A Population-Based Analysis of 1037 Malignant Ovarian Tumors in the Pediatric Population

Kathleen F. Brookfield, Michael C. Cheung, Leonidas G. Koniaris, Juan E. Sola, Anne C. Fischer

Research output: Contribution to journalArticle

59 Scopus citations

Abstract

Background: Concerns of malignant potential have impacted the utilization of ovarian salvage for treatment of ovarian masses in children. Methods: The Surveillance, Epidemiology, and End Results (SEER) registry was analyzed for all females ≤ 19 y diagnosed with an ovarian tumor between 1973 and 2005. Results: Overall, 1037 pediatric patients with ovarian tumors were identified. Approximately 61.7% of tumors occurred in patients 15 to 19 y old. The age-adjusted incidence of all malignant pediatric ovarian tumors in those ≤ 9 y was 0.102 versus 1.072 per 100,000 in those aged 10 to 19 y. The majority of cases (57.4%) present at an early localized stage. The predominant pathology was germ cell tumors in all age groups (77.4%). Overall 5- and 10-y survival rates are 91.7% and 91.4%, respectively. By multivariate analysis, advanced disease stage (HR 3.17, P < 0.001), lack of surgery (HR 4.49, P = 0.039), and poorly differentiated tumors (HR 3.40, P = 0.011) were associated with worse outcomes. Conclusions: Malignant ovarian tumors are rare, particularly in patients under 5 y of age. Furthermore, the most common histologies are of low metastatic potential and carry high cure rates. Thus, the surgeon should implement ovarian-sparing strategies on the affected ovary unless a malignancy is clearly suspected and conserve the contralateral ovary in all children.

Original languageEnglish (US)
Pages (from-to)45-49
Number of pages5
JournalJournal of Surgical Research
Volume156
Issue number1
DOIs
StatePublished - Sep 1 2009

Keywords

  • germ cell
  • malignancy
  • ovarian
  • pediatric
  • stromal cell tumors
  • yolk sac tumors

ASJC Scopus subject areas

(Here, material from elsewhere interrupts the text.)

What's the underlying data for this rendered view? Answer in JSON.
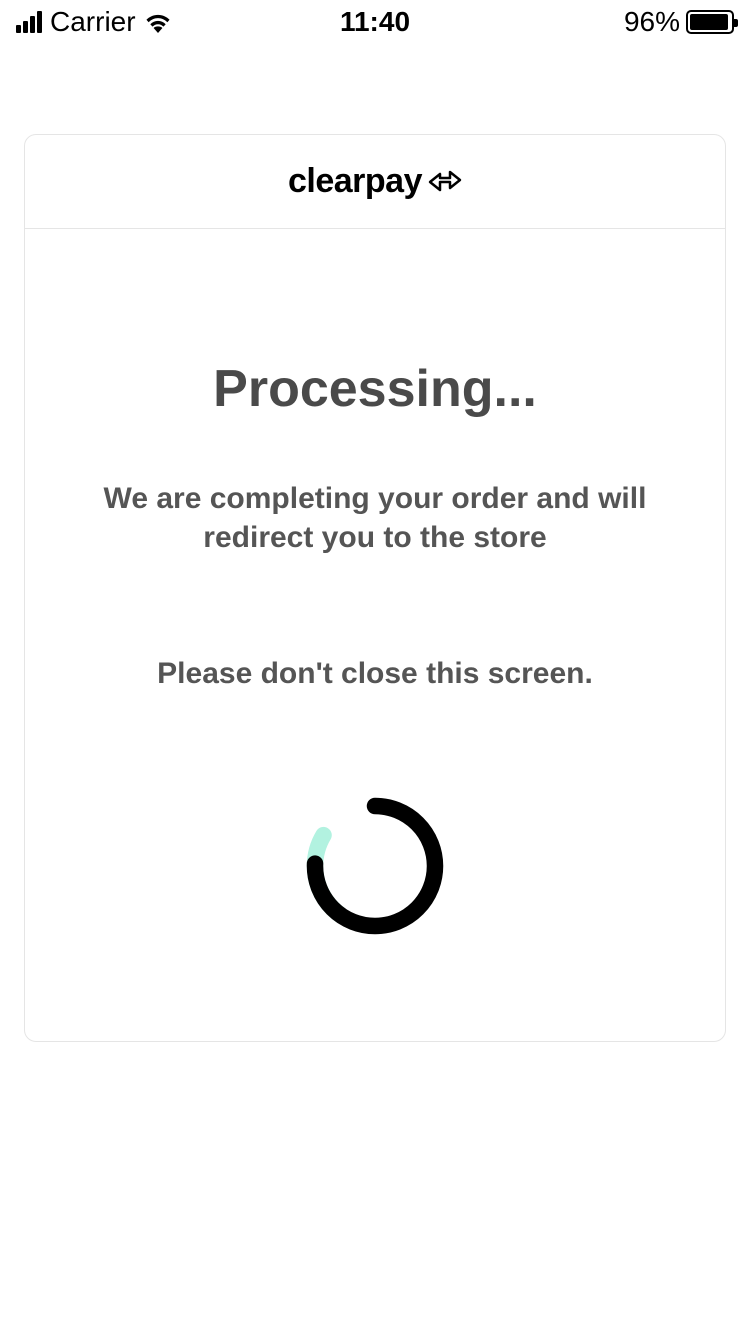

  • Surgery

Fingerprint Dive into the research topics of 'A Population-Based Analysis of 1037 Malignant Ovarian Tumors in the Pediatric Population'. Together they form a unique fingerprint.

  • Cite this